Blah blah blah. Transformations. Climbing walls. Self-discovery. You know the drill.
Only problem is, Spidey (as he shall now be known), uses his mathematical awesome-ness to help Dr Connors grow an arm…and turn into an evil Lizard man who is hell-bent on turning everyone else into evil Lizard men.
Go with it.
So what did I like about the film?
I thought that the directing, special effects, cinematography and overall feel and look to the film were excellent, and definitely on par with the “block-buster” label that it had attached to it. This film cost $200 million to make, and director Marc Webb made sure the audience knew that.
Overall, I thought the acting was good, not fantastic, but at the same time, at no point cringe-worthy. While Andrew Garfield excels at the dorky-yet-attractive nerd, he kinda failed miserably during the crying scene, which should have been far more dramatic than it was. However, it was both pleasing (and frustrating, let’s be honest) to see the chemistry between Garfield and Emma Stone, who are also dating in real life.
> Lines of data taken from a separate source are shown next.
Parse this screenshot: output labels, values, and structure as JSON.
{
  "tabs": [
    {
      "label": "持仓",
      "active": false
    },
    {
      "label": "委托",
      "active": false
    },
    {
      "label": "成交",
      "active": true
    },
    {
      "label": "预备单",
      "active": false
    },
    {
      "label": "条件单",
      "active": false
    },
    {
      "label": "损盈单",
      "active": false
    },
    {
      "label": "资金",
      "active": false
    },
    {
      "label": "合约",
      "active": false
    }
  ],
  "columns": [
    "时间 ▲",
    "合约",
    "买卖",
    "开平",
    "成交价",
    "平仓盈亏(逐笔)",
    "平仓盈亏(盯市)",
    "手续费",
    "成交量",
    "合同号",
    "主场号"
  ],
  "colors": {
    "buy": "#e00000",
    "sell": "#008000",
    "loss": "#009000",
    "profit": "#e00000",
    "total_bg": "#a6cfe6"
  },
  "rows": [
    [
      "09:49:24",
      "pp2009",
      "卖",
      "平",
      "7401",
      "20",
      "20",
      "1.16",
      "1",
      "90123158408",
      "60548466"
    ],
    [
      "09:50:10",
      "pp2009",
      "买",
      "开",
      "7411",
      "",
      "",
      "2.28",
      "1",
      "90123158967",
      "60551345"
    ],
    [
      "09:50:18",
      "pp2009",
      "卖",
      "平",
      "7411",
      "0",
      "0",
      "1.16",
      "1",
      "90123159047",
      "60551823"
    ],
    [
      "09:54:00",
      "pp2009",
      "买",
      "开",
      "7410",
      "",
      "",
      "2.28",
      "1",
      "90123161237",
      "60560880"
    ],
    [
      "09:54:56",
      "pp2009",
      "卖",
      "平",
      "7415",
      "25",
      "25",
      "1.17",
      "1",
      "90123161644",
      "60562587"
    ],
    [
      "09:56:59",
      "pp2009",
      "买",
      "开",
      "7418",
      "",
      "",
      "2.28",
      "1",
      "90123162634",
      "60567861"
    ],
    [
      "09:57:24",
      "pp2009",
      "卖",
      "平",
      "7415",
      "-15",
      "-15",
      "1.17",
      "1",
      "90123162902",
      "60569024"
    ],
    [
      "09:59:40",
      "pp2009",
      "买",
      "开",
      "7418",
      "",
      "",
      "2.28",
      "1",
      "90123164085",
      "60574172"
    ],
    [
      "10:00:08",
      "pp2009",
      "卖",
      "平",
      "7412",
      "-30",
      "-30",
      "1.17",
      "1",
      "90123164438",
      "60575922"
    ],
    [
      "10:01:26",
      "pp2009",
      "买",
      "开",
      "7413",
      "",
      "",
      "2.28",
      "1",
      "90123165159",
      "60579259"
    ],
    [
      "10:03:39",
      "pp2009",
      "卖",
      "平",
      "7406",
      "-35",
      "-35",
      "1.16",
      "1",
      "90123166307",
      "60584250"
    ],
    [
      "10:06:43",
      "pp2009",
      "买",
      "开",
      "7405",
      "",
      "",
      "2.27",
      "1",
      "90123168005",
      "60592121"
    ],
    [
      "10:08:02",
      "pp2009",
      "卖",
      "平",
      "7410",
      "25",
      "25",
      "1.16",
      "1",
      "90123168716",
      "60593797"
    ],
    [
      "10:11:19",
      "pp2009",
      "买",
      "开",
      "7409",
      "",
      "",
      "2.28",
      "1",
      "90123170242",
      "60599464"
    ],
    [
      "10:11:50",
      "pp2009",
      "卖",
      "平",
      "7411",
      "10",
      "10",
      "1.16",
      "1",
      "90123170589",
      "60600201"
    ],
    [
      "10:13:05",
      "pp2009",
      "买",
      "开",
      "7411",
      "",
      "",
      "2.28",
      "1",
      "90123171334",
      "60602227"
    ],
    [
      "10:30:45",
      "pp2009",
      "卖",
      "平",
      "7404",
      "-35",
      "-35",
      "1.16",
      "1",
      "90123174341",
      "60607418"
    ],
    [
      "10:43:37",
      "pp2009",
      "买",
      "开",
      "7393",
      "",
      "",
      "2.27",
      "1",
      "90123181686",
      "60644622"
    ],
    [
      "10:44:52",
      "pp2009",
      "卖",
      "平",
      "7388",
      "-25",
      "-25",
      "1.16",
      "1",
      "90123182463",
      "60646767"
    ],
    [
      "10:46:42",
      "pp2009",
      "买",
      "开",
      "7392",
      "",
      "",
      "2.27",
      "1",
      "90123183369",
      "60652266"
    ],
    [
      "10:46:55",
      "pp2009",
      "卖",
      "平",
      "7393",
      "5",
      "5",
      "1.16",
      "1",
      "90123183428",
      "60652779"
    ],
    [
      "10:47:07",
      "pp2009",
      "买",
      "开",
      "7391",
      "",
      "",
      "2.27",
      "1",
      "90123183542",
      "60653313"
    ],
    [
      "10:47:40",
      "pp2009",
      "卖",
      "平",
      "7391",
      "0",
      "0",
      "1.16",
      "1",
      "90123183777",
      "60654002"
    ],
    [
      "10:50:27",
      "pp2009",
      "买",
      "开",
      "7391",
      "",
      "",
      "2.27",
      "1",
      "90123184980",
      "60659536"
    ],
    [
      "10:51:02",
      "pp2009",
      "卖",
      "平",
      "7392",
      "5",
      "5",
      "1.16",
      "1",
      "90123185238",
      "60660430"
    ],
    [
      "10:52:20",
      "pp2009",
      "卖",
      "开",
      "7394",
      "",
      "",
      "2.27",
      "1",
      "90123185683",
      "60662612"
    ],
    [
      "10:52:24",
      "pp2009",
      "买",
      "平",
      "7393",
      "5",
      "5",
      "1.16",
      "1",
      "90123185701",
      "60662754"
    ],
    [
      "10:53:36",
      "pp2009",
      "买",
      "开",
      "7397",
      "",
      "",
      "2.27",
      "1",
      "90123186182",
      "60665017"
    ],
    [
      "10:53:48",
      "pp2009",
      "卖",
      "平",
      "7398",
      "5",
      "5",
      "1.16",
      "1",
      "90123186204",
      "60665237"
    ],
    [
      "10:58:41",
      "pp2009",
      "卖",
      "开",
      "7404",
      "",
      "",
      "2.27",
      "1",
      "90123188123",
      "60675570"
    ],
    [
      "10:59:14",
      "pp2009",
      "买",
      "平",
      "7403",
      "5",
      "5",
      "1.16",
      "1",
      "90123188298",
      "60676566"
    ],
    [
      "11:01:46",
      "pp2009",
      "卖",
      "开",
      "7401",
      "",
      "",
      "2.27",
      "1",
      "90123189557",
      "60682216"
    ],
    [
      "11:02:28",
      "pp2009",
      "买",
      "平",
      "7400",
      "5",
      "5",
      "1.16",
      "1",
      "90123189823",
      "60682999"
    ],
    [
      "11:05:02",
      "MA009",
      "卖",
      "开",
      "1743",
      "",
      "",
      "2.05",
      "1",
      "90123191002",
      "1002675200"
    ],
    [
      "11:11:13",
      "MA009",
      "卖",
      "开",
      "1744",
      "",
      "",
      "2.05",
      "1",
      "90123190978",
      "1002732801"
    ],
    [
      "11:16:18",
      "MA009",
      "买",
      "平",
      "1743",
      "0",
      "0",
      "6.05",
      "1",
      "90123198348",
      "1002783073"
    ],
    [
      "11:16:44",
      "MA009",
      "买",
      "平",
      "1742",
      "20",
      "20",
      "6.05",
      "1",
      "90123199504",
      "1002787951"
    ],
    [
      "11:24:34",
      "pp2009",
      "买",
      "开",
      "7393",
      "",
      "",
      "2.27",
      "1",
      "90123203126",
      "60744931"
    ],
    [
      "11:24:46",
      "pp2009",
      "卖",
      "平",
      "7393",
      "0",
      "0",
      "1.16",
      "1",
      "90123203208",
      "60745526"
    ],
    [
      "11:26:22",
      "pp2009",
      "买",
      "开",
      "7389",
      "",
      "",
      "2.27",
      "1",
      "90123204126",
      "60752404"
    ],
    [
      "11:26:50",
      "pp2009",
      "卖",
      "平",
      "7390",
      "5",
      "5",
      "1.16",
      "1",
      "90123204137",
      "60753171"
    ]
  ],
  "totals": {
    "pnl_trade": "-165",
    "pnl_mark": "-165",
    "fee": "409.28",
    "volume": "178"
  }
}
I also particularly loved the scenes at the school, or when Garfield is acting the adolescent, grumpy teenager to a tee. Bonus points for that hilarious scene when he appears hungry and stoned.
What I didn’t like about the film:
I thought that the villain was kinda awful. He didn’t seem necessary, or scary, or particularly original in any shape or form. At no point was I terrified of him, or scared for Spidey. I didn’t understand his motives as a villain (genius scientist by day, Lizard man by night…what the hell?), and therefore didn’t really care what it was that he was doing.
What I see this film again?
In a heartbeat. Sure, I still don’t really understand why they have ‘re-booted’ the franchise, but at the same time, I went in there expecting to switch my mind off, take in some eye candy and enjoy a tonne of special effects, and all of this was achieved. And let’s be honest, I’ll probably see it at the cinemas again to appreciate Andrew Garfield in perfect cinematic quality.
Have you seen The Amazing Spider-Man? Did you like it? Love it? Loathe it? Let me know in the comments!